YOUR OBJECTIVE: Every line below that holds the string "plus" should be copied.

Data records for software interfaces

- - -

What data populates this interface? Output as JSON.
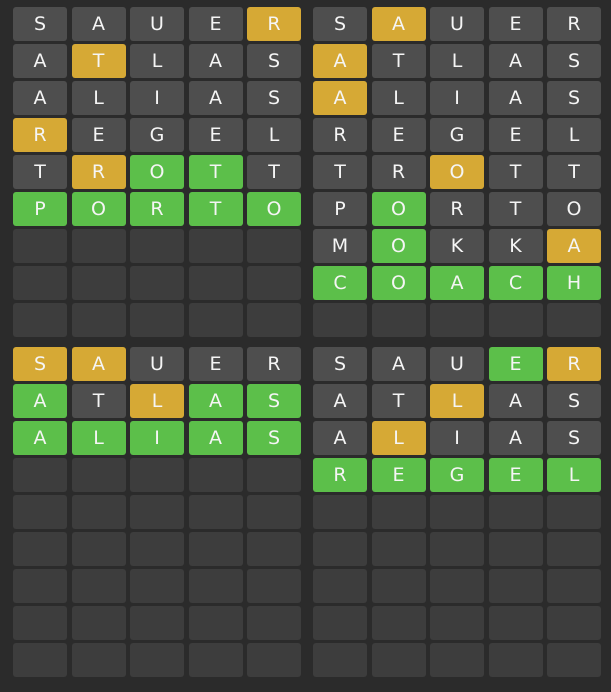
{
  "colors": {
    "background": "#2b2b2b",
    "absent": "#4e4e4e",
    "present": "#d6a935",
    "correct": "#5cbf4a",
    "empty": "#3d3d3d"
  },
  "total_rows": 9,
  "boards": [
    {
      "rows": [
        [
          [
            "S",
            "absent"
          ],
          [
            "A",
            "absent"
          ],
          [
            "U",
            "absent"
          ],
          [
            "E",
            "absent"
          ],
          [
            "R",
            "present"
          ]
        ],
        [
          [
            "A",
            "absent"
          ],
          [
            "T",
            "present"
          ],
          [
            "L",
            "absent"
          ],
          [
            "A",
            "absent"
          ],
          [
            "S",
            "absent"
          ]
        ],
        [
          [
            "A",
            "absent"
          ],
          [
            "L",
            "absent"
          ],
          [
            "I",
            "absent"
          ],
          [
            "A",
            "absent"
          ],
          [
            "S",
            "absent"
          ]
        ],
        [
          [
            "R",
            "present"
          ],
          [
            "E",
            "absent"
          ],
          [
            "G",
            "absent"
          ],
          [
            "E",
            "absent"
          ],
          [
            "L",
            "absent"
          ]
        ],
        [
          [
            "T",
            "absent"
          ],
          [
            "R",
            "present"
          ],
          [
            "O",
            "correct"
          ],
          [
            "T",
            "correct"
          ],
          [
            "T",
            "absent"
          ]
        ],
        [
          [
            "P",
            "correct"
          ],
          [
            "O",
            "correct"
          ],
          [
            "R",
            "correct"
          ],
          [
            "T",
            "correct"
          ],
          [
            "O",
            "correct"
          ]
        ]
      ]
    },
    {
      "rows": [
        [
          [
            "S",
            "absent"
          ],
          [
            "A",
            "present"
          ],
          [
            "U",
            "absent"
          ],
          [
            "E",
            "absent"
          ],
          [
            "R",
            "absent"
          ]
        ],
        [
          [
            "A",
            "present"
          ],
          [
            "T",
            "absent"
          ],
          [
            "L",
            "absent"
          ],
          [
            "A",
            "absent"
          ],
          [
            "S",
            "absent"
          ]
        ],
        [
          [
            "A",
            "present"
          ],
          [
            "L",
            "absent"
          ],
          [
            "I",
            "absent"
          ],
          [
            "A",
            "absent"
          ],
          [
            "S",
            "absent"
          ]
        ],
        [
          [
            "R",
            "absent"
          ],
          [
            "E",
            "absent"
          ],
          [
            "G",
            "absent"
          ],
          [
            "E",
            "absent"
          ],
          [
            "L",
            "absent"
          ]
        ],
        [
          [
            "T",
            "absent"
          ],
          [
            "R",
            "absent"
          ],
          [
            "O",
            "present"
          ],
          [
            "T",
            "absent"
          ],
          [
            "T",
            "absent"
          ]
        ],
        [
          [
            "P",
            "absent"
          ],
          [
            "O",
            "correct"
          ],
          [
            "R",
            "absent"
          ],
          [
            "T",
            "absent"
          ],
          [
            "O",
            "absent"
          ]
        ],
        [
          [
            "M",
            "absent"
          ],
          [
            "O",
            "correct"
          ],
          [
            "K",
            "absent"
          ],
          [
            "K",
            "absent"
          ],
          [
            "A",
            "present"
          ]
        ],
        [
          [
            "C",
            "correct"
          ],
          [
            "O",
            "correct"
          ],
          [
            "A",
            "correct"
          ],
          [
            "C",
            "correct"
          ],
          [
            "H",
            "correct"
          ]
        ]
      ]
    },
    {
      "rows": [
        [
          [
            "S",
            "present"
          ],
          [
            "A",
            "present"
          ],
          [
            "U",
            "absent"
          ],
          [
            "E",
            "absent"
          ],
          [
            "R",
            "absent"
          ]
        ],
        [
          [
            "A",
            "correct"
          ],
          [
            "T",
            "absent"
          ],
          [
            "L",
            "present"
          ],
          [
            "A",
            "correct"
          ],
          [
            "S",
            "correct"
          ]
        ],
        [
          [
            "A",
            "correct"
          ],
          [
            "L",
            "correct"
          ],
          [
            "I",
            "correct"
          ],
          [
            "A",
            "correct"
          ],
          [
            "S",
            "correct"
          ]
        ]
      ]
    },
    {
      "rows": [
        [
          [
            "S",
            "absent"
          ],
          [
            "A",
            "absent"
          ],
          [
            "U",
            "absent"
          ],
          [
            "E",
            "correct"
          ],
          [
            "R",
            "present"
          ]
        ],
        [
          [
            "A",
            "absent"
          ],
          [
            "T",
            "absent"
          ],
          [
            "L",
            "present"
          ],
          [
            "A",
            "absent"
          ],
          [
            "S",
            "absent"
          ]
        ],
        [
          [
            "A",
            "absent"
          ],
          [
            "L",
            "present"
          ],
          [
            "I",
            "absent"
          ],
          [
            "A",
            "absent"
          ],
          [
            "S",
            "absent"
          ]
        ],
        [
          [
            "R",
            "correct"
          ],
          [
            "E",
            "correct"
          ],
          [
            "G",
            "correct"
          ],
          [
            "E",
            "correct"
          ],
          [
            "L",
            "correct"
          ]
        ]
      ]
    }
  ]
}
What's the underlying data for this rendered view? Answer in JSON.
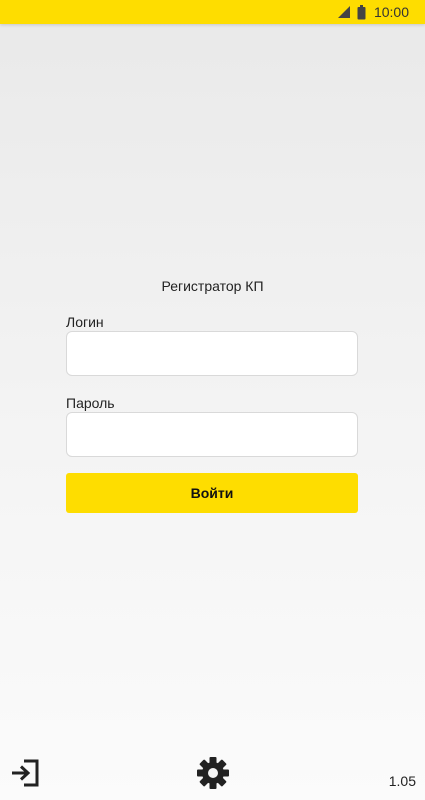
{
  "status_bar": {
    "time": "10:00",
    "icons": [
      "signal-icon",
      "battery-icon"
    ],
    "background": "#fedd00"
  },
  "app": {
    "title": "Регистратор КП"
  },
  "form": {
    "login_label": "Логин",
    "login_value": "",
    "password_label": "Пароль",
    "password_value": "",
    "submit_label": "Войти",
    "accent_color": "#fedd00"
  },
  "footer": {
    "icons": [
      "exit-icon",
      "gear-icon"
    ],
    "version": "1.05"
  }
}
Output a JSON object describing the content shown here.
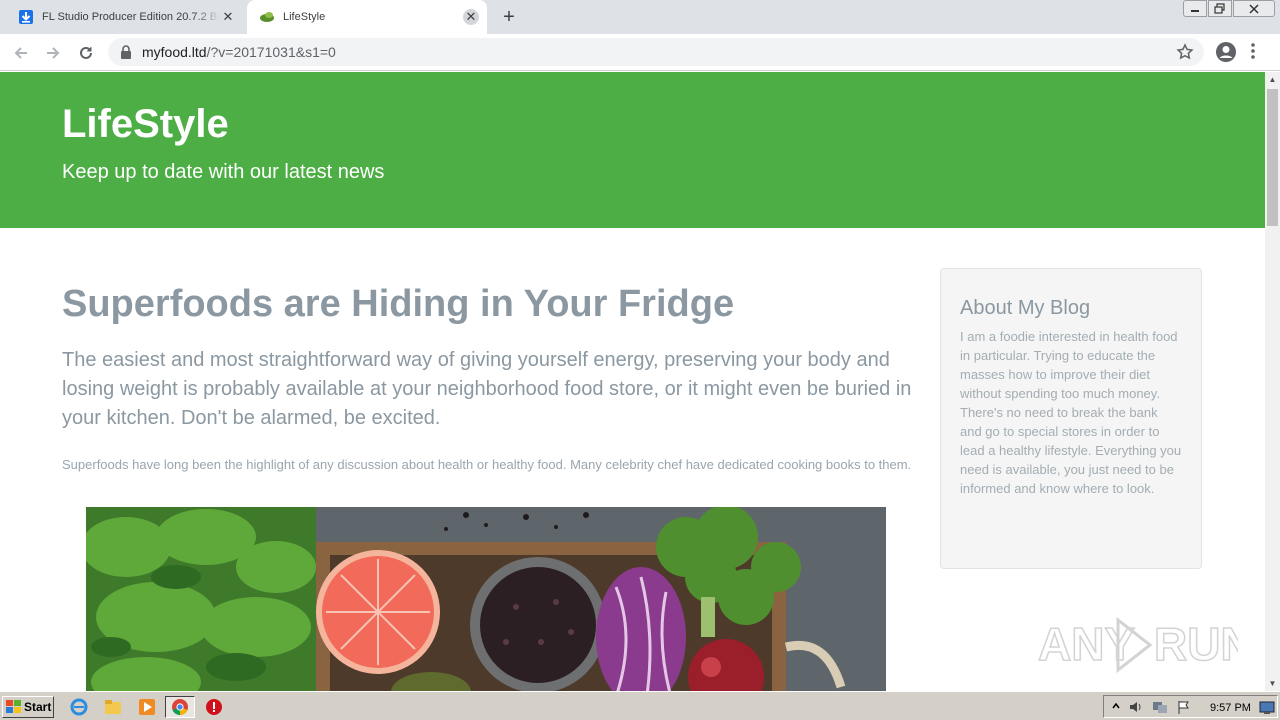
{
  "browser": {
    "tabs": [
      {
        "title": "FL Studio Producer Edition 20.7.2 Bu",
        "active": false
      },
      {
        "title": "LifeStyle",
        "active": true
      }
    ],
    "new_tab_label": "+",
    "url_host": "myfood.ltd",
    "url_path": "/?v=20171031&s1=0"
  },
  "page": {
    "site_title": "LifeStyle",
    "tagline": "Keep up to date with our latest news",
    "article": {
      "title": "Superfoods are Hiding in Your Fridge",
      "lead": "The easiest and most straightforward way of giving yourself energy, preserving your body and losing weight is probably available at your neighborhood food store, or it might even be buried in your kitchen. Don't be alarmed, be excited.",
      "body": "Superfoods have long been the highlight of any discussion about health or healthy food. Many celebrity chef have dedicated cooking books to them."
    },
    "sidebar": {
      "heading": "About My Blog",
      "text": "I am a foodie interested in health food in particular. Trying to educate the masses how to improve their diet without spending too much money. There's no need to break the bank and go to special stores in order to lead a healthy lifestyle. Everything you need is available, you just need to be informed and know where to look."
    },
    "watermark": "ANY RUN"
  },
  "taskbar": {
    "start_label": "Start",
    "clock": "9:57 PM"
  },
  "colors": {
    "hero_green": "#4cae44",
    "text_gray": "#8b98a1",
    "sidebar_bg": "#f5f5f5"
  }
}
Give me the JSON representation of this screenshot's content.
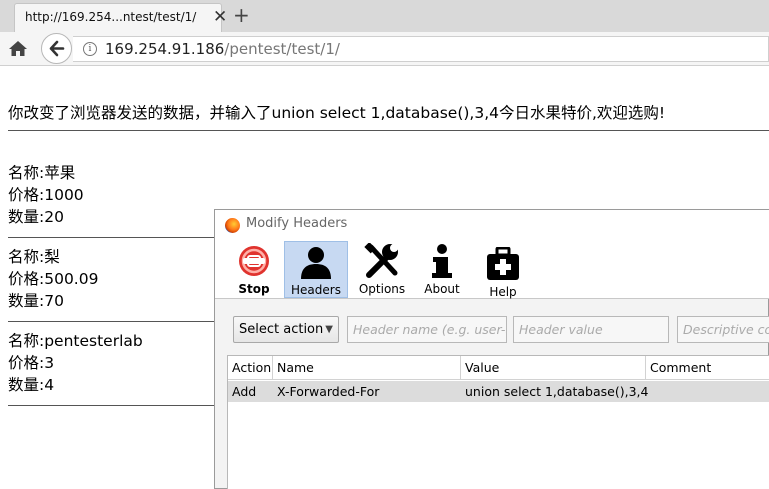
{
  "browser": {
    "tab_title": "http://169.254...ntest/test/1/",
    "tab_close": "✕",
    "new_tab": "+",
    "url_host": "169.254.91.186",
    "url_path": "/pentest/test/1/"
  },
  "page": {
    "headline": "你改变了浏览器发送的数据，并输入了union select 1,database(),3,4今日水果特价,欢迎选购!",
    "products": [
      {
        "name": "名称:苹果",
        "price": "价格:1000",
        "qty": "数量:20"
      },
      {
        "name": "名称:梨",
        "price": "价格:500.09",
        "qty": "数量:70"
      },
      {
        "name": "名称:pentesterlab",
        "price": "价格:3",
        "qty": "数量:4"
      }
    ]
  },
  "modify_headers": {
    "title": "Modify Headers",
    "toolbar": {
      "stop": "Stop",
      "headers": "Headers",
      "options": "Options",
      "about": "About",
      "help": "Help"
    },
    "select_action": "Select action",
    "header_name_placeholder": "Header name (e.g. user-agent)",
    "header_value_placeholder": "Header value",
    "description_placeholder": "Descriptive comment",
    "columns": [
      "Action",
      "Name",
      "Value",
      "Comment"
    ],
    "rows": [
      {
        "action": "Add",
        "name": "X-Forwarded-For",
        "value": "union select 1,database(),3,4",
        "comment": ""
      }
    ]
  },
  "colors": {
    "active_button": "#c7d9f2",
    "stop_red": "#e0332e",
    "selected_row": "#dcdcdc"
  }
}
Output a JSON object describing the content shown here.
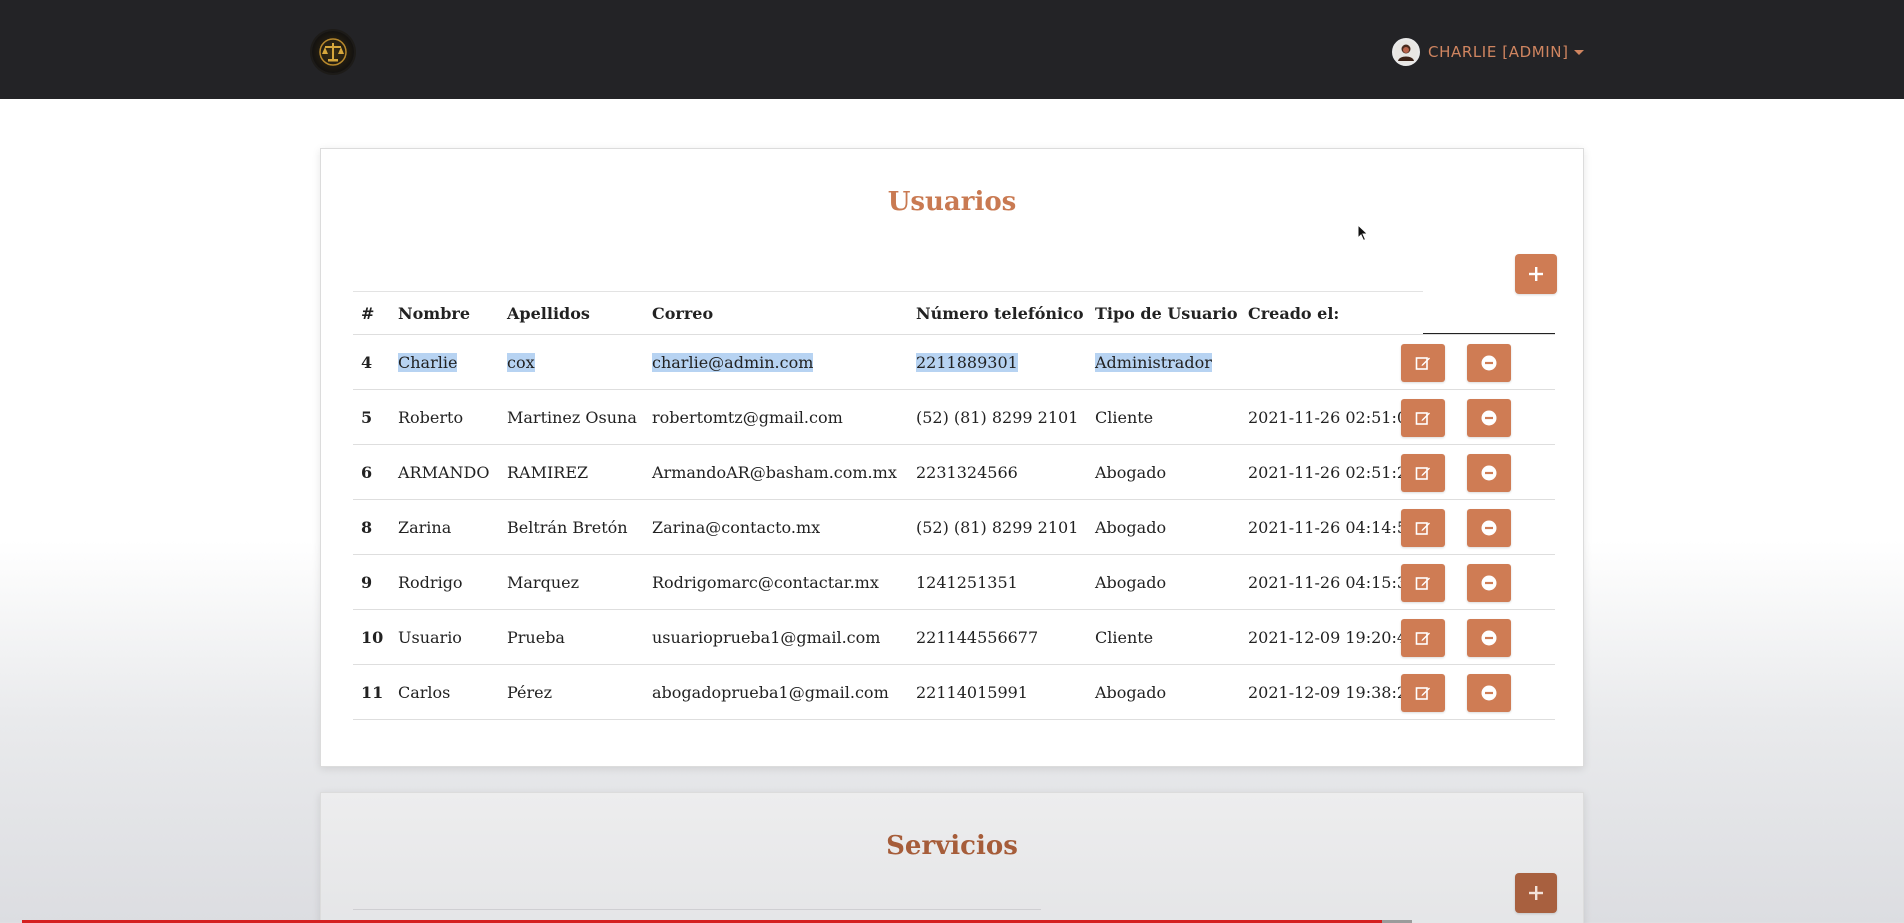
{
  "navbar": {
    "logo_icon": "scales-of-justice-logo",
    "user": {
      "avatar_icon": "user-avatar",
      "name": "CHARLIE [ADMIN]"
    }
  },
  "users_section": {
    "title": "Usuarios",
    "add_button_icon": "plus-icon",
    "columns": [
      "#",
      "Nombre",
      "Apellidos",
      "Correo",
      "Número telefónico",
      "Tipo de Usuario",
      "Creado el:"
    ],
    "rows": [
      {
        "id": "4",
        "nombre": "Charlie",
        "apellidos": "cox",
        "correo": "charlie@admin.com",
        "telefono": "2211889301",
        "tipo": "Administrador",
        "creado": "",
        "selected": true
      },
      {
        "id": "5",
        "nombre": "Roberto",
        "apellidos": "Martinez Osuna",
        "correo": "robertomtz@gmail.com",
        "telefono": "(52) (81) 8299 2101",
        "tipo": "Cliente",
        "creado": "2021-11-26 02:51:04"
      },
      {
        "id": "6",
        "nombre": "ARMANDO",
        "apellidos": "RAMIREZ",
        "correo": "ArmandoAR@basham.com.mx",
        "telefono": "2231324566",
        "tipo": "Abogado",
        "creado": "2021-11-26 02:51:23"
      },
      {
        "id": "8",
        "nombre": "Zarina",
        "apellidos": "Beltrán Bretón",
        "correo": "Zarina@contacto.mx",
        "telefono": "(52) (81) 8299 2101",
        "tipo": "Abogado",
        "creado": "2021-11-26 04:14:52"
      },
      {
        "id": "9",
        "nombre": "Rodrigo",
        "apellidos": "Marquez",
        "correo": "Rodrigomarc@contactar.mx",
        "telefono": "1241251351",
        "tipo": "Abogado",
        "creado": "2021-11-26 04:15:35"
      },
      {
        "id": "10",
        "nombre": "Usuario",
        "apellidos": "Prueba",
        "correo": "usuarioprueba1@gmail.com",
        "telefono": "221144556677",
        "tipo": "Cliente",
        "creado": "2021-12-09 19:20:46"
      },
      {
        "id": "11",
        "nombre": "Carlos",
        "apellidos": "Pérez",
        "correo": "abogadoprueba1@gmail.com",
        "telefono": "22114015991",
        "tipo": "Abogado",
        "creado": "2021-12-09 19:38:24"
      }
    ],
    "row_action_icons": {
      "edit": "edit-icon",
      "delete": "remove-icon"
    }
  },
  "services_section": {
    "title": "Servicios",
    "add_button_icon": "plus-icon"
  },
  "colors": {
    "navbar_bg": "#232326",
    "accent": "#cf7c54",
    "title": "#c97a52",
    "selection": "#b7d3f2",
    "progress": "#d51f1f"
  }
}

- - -

OUTPUT FOR THIS EXERCISE:
    "add_button_icon": "plus-icon",
    "add_button_icon": "plus-icon"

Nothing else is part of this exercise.